|Fr. Howard Gray, S.J.|
The New York Times reported that the number of Jesuits has fallen by 70 percent since 1954 and that several Jesuit colleges have been forced to confront the real possibility that the order might soon disappear from their campuses. The Jesuits, formally known as The Society of Jesus in the United States, have been an integral part of the Georgetown community since the school's founding by Archbishop John Carroll, S.J. Dedicated to learning, service and faith, they play active roles in the educational, religious and social facets of the university. But even Georgetown's highly visible and involved Jesuit community has been impacted by the recent downward trend in the number of new priests joining religious orders. Georgetown's Jesuit community has seen an almost 50 percent decline in members in the past 36 years, dropping from 122 in 1975 to 64 today, according to The Washington Post.
Fr. Howard Gray, S.J., special assistant to President John J. DeGioia, entered the Society of Jesus in 1948 following his high school graduation. For him, the decline in the number of new members is very visible in the community. "There were about 10 to 12 of us that entered the Jesuits out of high school," he said. "Times have changed now."
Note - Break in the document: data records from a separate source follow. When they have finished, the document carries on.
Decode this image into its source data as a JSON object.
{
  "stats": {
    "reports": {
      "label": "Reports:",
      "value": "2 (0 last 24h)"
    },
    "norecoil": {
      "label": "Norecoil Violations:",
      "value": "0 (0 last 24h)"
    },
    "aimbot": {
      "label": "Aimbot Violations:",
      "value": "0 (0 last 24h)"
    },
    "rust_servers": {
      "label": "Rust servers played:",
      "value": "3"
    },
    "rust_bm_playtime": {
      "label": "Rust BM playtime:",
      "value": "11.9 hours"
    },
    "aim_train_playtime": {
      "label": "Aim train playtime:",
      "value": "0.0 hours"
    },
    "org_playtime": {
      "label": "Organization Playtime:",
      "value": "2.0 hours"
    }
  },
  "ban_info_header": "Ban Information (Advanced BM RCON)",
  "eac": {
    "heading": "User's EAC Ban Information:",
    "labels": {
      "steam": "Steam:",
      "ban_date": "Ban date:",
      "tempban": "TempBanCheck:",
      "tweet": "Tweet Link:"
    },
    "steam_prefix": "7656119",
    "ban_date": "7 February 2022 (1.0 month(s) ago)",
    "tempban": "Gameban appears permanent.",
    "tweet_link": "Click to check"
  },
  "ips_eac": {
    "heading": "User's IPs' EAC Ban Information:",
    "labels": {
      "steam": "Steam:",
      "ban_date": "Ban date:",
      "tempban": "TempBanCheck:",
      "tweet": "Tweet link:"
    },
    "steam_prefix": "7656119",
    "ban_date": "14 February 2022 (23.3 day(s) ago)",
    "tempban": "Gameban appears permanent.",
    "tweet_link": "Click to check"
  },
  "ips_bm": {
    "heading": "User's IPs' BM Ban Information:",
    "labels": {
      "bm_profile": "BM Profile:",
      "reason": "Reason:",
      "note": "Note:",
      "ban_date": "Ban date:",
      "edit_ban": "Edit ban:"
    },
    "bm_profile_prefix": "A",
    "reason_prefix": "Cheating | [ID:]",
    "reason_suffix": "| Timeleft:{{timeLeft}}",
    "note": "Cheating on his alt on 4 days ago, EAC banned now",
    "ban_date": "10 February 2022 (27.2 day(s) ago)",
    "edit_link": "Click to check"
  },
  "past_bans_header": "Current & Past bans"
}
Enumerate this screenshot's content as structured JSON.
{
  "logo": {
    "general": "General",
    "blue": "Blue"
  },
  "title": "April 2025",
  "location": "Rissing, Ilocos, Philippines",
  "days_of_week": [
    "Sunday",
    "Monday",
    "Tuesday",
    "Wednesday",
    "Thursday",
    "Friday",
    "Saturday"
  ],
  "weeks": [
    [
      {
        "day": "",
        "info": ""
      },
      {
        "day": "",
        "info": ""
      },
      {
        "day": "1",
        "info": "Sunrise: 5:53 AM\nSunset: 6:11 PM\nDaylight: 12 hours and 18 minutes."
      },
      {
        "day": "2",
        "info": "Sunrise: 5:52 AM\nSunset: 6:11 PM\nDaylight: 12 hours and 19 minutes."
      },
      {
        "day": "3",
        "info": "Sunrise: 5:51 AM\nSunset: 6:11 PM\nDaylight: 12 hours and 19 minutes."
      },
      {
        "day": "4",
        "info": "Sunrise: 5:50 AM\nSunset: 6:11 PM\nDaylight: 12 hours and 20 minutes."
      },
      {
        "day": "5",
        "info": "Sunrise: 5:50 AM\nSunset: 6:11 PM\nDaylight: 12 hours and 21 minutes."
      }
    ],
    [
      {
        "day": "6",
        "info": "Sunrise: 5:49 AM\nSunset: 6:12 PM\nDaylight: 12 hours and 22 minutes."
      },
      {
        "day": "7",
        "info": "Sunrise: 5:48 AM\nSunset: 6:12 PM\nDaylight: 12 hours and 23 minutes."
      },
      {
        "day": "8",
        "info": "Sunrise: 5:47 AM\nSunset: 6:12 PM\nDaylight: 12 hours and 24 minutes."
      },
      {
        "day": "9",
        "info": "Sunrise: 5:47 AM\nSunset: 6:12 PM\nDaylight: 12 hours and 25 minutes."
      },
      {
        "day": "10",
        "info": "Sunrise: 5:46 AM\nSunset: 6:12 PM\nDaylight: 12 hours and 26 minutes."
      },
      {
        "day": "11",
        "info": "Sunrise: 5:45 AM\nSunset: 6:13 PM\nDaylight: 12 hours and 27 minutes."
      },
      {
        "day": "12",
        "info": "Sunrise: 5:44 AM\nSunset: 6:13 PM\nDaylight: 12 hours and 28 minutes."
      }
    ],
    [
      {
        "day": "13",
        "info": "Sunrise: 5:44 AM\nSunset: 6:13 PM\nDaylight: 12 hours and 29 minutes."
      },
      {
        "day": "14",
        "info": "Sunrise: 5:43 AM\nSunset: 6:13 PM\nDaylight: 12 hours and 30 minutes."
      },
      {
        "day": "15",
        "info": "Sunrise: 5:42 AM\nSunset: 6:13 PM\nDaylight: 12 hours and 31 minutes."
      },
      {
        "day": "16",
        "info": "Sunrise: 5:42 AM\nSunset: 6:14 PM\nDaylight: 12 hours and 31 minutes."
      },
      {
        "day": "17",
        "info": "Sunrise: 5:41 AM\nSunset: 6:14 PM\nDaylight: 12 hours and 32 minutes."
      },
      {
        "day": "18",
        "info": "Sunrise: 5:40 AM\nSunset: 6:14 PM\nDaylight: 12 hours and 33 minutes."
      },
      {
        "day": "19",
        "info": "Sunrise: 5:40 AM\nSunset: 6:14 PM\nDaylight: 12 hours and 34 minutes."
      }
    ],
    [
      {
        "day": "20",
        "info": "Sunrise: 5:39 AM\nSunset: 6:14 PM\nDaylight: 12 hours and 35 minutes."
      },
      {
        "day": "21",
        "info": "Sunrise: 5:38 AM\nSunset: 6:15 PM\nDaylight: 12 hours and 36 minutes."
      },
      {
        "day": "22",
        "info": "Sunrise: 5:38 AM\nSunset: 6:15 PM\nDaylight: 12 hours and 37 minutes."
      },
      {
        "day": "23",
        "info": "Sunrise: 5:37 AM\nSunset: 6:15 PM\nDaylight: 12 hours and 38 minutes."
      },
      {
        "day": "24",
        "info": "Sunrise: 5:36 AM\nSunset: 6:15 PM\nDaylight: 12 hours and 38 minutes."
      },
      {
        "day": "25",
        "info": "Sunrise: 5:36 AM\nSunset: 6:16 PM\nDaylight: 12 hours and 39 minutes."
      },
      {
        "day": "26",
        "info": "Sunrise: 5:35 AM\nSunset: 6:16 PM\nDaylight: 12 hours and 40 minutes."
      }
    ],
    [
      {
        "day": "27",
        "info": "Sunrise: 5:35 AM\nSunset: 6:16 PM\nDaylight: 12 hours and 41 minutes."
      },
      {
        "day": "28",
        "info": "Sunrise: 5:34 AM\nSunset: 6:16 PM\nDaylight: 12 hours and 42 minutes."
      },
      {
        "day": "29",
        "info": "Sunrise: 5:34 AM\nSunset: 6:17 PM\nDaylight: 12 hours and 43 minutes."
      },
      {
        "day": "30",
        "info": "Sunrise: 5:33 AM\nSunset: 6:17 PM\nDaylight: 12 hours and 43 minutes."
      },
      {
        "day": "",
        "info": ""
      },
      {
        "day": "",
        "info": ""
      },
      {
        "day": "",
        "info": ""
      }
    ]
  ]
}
He added that this dip in numbers poses several challenges for the future of the order. "When you have a decreased population you count on and that population is aging, that affects your mobility and flexibility," he said.
Link (here) to read the full article in The Hoya.